For all that is in the world, the lust of the flesh and the lust of the eyes and the boastful pride of life is not from the Father, but it is from the world.
" For this reason I, Paul, . . . if indeed you have heard of the stewardship of God's grace . . . , as I wrote before in brief. . . to be specific, that the Gentiles are fellow heirs and fellow members of the body, and fellow partakers of the promise in Christ Jesus through the gospel, of which I was made a minister, according to the gift of God's grace which was given to me according to the working of His power. . . to preach to the Gentiles the unfathomable riches of Christ, . . . for this reason I bow my knees before the Father, . . . that He would grant you, according to the riches of His glory, to be strengthened with power through His Spirit in the inner man, so that Christ may dwell in your hearts through faith ; and that you, being rooted and grounded in love, may be able to comprehend with all the saints what is the breadth and length and height and depth, and to know the love of Christ which surpasses knowledge, that you may be filled up to all the fullness of God…Amen.
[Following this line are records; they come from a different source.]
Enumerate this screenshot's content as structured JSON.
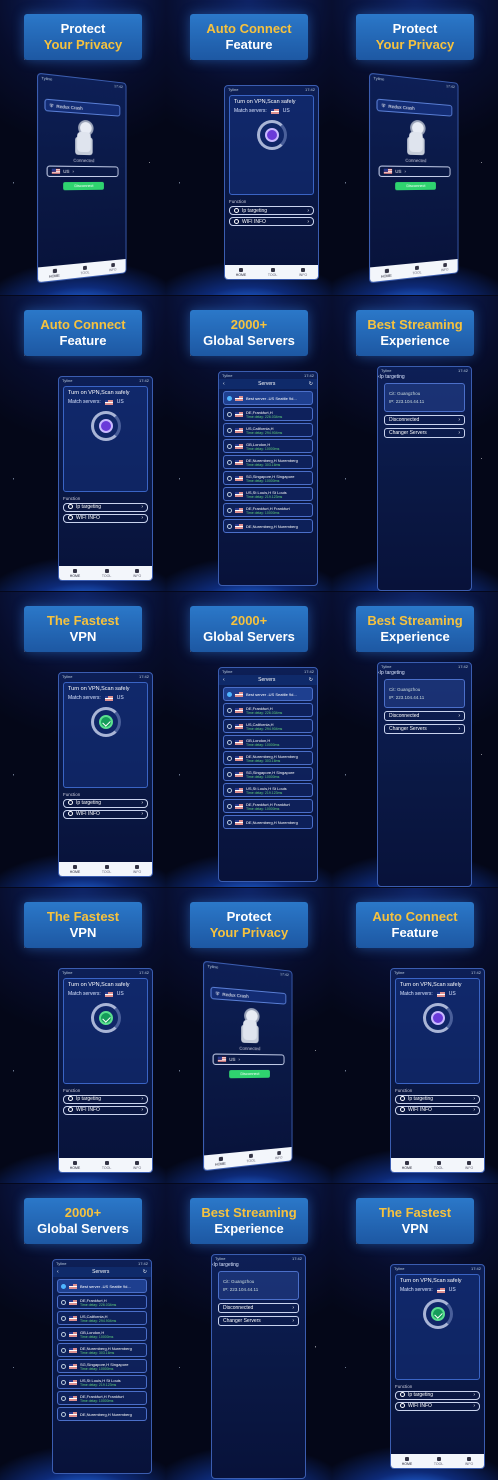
{
  "labels": {
    "privacy": [
      "Protect",
      "Your Privacy"
    ],
    "auto": [
      "Auto Connect",
      "Feature"
    ],
    "global": [
      "2000+",
      "Global Servers"
    ],
    "stream": [
      "Best Streaming",
      "Experience"
    ],
    "fastest": [
      "The Fastest",
      "VPN"
    ]
  },
  "status": {
    "carrier": "Tyline",
    "time": "17:42"
  },
  "nav": [
    "HOME",
    "TOOL",
    "INFO"
  ],
  "home": {
    "title": "Turn on VPN,Scan safely",
    "match_label": "Match servers:",
    "country": "US",
    "function_label": "Function",
    "btn_ip": "Ip targeting",
    "btn_wifi": "WIFI INFO"
  },
  "servers": {
    "title": "Servers",
    "best": "Best server -US Seattle 9d...",
    "list": [
      {
        "name": "DE,Frankfurt,H",
        "delay": "Time delay: 226.034ms"
      },
      {
        "name": "US,California,H",
        "delay": "Time delay: 294.904ms"
      },
      {
        "name": "GB,London,H",
        "delay": "Time delay: 10000ms"
      },
      {
        "name": "DE,Nuremberg,H Nuremberg",
        "delay": "Time delay: 303.16ms"
      },
      {
        "name": "SG,Singapore,H Singapore",
        "delay": "Time delay: 10000ms"
      },
      {
        "name": "US,St Louis,H St Louis",
        "delay": "Time delay: 219.123ms"
      },
      {
        "name": "DE,Frankfurt,H Frankfurt",
        "delay": "Time delay: 10000ms"
      },
      {
        "name": "DE,Nuremberg,H Nuremberg",
        "delay": ""
      }
    ]
  },
  "stream": {
    "title": "Ip targeting",
    "city_label": "Cit:",
    "city": "Guangzhou",
    "ip_label": "IP:",
    "ip": "223.104.44.11",
    "btn_disconnect": "Disconnected",
    "btn_change": "Changer Servers"
  },
  "privacy": {
    "app_name": "Redux Crash",
    "connected": "Connected",
    "country": "US",
    "disconnect": "Disconnect"
  }
}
It's a "stewardship", in the arms of an unfathomable love by the Creator of the universe, which we are freely invited to comprehend, who, would like to have His love reciprocated; and all of which, delivers to us the amazing gift of an undeserved inner strength, and a joy, that does not come to us by means of the "wealth of unrighteousness", after all, the wages of the wealth of unrighteousness is darkness, sorrow and death, but which comes instead from 'the wealth of righteousness' that is abundantly supplied to us through the Spirit of God, working in us.